(Excerpts from an interface dataset)
────

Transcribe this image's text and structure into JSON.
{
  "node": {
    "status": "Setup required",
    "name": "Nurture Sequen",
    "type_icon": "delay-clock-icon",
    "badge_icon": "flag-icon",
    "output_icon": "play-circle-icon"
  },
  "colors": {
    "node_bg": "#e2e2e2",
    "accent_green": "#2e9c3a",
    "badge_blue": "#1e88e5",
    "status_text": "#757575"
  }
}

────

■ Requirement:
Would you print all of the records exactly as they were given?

■ Response to the task:
Transcribe this image's text and structure into JSON.
{
  "node": {
    "status": "Setup required",
    "name": "Nurture Sequen",
    "type_icon": "delay-clock-icon",
    "badge_icon": "flag-icon",
    "output_icon": "play-circle-icon"
  },
  "colors": {
    "node_bg": "#e2e2e2",
    "accent_green": "#2e9c3a",
    "badge_blue": "#1e88e5",
    "status_text": "#757575"
  }
}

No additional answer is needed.